Exercise directions:
If a line in the entries below contains "Ctrl", copy it.

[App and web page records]

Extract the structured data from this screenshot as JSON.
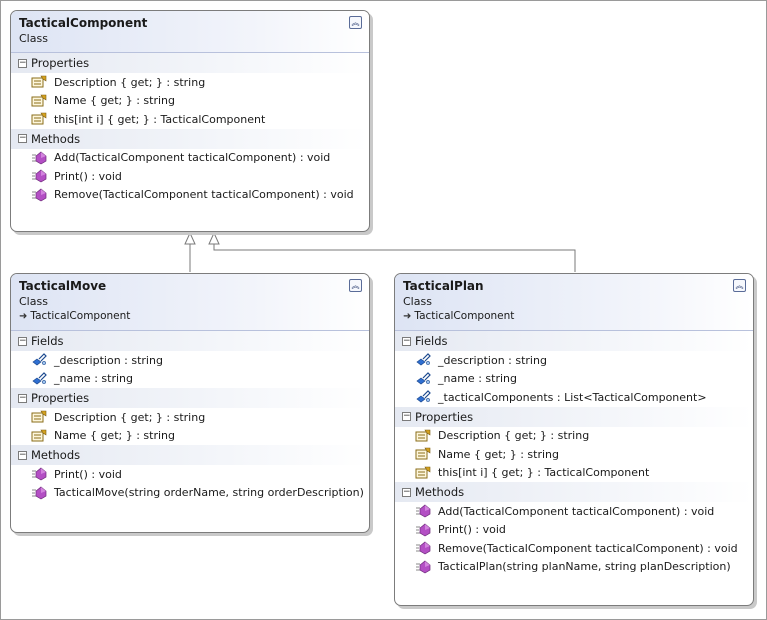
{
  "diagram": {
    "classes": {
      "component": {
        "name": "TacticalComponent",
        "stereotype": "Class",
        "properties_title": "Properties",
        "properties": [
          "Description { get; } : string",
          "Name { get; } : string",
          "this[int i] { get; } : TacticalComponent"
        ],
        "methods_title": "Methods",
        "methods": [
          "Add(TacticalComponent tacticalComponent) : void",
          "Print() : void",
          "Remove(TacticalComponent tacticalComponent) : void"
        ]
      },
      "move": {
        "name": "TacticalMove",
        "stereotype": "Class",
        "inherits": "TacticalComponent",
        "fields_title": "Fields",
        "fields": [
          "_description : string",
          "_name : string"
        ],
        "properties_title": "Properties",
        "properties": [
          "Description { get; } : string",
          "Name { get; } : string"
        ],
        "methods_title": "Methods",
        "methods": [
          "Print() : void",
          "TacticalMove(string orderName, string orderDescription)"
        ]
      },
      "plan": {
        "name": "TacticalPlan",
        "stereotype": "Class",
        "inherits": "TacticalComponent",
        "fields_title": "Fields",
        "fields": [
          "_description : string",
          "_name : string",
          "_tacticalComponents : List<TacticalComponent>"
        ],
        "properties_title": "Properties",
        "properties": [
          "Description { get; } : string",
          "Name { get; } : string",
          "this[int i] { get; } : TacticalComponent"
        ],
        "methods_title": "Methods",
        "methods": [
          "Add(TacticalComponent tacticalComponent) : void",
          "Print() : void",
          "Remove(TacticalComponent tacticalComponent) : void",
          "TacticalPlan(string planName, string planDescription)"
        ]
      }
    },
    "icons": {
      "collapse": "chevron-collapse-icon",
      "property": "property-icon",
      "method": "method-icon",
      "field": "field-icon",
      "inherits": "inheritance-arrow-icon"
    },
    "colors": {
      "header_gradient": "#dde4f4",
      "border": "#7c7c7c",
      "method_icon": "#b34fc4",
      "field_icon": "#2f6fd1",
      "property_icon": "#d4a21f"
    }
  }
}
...
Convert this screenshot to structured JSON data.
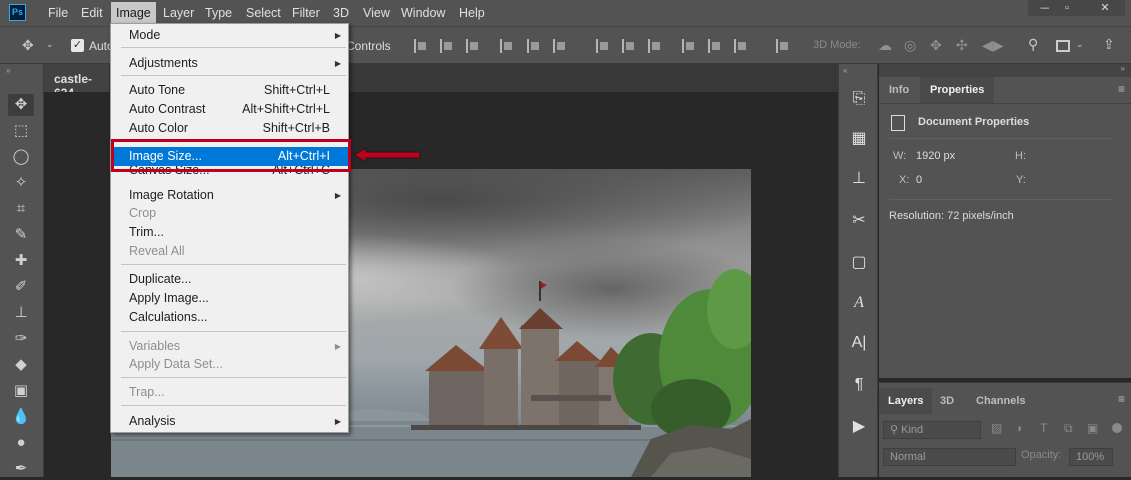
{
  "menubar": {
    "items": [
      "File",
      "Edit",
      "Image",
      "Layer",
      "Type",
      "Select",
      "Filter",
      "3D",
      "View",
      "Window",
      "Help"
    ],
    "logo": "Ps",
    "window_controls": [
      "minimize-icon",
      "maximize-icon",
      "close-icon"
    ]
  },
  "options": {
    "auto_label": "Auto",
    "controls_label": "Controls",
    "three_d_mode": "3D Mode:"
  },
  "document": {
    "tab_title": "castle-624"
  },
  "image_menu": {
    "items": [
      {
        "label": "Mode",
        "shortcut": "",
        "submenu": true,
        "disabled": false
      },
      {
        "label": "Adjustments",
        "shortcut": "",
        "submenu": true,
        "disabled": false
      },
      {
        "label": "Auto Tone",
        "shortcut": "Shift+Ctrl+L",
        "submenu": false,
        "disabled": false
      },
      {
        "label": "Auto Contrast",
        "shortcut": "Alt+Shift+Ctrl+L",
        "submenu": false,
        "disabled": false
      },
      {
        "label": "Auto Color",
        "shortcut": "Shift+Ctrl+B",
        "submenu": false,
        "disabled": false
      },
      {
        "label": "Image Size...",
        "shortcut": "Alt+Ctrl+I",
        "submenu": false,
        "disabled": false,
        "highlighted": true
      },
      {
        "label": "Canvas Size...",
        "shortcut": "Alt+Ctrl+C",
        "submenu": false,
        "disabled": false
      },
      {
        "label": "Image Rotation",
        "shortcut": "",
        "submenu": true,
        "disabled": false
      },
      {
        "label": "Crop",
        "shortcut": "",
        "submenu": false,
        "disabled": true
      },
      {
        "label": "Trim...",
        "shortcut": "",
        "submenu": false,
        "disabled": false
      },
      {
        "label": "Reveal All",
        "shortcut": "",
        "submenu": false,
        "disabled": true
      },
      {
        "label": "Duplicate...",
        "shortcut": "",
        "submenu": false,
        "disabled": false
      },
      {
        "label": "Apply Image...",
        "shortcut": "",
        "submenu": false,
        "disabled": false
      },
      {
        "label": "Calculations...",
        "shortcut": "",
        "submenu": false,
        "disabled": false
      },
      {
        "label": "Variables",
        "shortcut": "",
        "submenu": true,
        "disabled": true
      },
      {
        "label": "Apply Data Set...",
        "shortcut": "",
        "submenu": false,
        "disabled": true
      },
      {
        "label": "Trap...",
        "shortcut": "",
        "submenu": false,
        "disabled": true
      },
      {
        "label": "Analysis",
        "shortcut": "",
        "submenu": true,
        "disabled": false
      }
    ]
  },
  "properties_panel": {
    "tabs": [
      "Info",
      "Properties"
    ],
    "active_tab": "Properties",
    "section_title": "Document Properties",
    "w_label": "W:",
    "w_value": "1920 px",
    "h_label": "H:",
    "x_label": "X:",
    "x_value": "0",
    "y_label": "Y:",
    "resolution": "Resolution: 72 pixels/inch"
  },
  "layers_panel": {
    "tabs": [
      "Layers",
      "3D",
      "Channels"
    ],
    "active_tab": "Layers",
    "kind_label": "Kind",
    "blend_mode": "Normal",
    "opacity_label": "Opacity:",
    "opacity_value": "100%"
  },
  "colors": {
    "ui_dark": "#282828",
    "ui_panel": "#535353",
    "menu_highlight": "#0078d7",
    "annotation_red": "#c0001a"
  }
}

Output for this task:
        "shortcut": "Shift+Ctrl+L",
        "shortcut": "Alt+Shift+Ctrl+L",
        "shortcut": "Shift+Ctrl+B",
        "shortcut": "Alt+Ctrl+I",
        "shortcut": "Alt+Ctrl+C",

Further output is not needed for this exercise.